Although the results of this study are interesting, the sample size is small. Therefore, the statistical power is limited. It should be very careful for us to draw a conclusion from this pretest. We are looking forward to expanding the sample size for improving the originality and significant of the series of study.
Our study was based on approval by the Institutional Ethical Committee for clinical research of Shanghai Changning Mental Health Center, Shanghai, China (No. M201801) according to the Declaration of Helsinki.


This work was supported by the National Key R&D Program of China (2016YFC1307100); the National Natural Science Foundation (81771465, 91232719); the Sanming Project of Medicine in Shenzheng (SZSM201612006); and the Research Project of Shanghai Changning District Science and Technology Commission (CNKW2018Y23).


The authors have no potential conflicts of interest to disclose.


Author Contributions

Xixi Jiang designed the study, collected and analyzed data and wrote the first draft of the manuscript. Yuncheng Zhu contributed to data analysis, translation and manuscript revision. Yiru Fang reviewed the manuscript.


1. Stahl SM. Stahl’s Essential Psychopharmacology: Neuroscientific Basis and Practical Applications. Cambridge: Cambridge University Press; 2013.

2. Zhu Y, Yang D, Ji W, Huang T, Xue L, Jiang X, et al. The relationship between neurocircuitry dysfunctions and attention deficit hyperactivity disorder: a review.
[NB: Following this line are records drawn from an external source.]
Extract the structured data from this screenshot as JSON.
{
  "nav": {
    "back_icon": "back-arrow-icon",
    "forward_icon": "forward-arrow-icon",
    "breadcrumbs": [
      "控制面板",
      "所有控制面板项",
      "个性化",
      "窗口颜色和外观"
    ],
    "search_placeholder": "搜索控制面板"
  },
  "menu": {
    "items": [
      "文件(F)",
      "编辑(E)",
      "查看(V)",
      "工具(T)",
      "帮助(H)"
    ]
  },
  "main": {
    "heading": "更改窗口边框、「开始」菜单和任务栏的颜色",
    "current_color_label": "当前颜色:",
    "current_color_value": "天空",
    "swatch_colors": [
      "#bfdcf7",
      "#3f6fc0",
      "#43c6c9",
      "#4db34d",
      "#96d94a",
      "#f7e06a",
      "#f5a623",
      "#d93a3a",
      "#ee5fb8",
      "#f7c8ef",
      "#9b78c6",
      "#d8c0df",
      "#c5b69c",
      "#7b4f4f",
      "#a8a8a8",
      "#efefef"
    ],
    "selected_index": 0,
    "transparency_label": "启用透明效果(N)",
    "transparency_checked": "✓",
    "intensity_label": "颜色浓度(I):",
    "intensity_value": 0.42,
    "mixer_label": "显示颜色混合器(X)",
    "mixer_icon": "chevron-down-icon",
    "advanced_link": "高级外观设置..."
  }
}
Biomed Res Int 2016;2016:3821579.
crossref pmid pmc pdf
3. Jiang X, Liu L, Ji H, Zhu Y. Association of affected neurocircuitry with deficit of response inhibition and delayed gratification in attention deficit hyperactivity disorder: a narrative review. Front Hum Neurosci 2018;12:506.
crossref pmid pmc
4. Zhu Y, Jiang X, Ji W. The mechanism of cortico-striato-thalamo-cortical neurocircuitry in response inhibition and emotional responding in attention deficit hyperactivity disorder with comorbid disruptive behavior disorder. Neurosci Bull 2018;34:566-572.
crossref pmid pmc pdf
5. Jiang X, Liu L, Ji H, Gao J, Zhang M, Zhu Y, et al. Response inhibition and emotional responding in attention-deficit/hyperactivity disorder with comorbid disruptive, impulse-control, and conduct disorders. Nan Fang Yi Ke Da Xue Xue Bao 2019;39:30-34.


Browse all articles >

Editorial Office
#522, 27, Seochojungang-ro 24-gil, Seocho-gu, Seoul 06601, Korea
Tel: +82-2-537-6171    Fax: +82-2-537-6174    E-mail:                

Copyright © 2019 by Korean Neuropsychiatric Association. All rights reserved.

Developed in M2community

Close layer
prev next